**Your goal:** A verbatim repetition of the data below is requested, without images.

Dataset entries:
- - - - -
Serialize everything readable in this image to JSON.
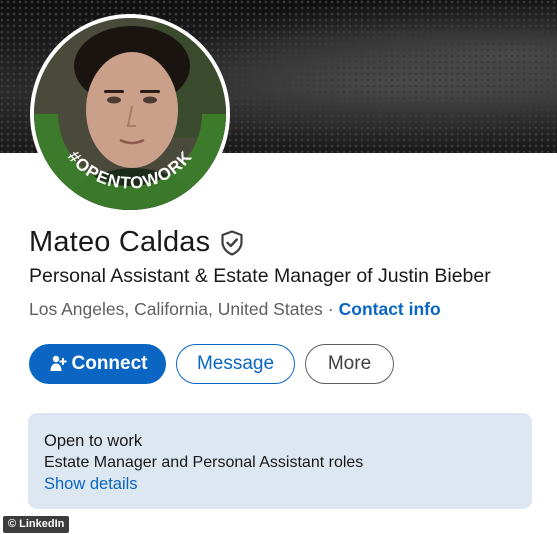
{
  "profile": {
    "name": "Mateo Caldas",
    "headline": "Personal Assistant & Estate Manager of Justin Bieber",
    "location": "Los Angeles, California, United States",
    "separator": "·",
    "contact_info_label": "Contact info",
    "avatar_badge_text": "#OPENTOWORK",
    "verified_icon": "shield-check-icon"
  },
  "actions": {
    "connect_label": "Connect",
    "message_label": "Message",
    "more_label": "More"
  },
  "open_to_work": {
    "title": "Open to work",
    "roles": "Estate Manager and Personal Assistant roles",
    "show_details_label": "Show details"
  },
  "watermark": {
    "text": "© LinkedIn"
  },
  "colors": {
    "brand_blue": "#0a66c2",
    "otw_green": "#3b7d2a",
    "card_bg": "#dde7f1"
  }
}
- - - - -
**Problem solution:**
Serialize everything readable in this image to JSON.
{
  "profile": {
    "name": "Mateo Caldas",
    "headline": "Personal Assistant & Estate Manager of Justin Bieber",
    "location": "Los Angeles, California, United States",
    "separator": "·",
    "contact_info_label": "Contact info",
    "avatar_badge_text": "#OPENTOWORK",
    "verified_icon": "shield-check-icon"
  },
  "actions": {
    "connect_label": "Connect",
    "message_label": "Message",
    "more_label": "More"
  },
  "open_to_work": {
    "title": "Open to work",
    "roles": "Estate Manager and Personal Assistant roles",
    "show_details_label": "Show details"
  },
  "watermark": {
    "text": "© LinkedIn"
  },
  "colors": {
    "brand_blue": "#0a66c2",
    "otw_green": "#3b7d2a",
    "card_bg": "#dde7f1"
  }
}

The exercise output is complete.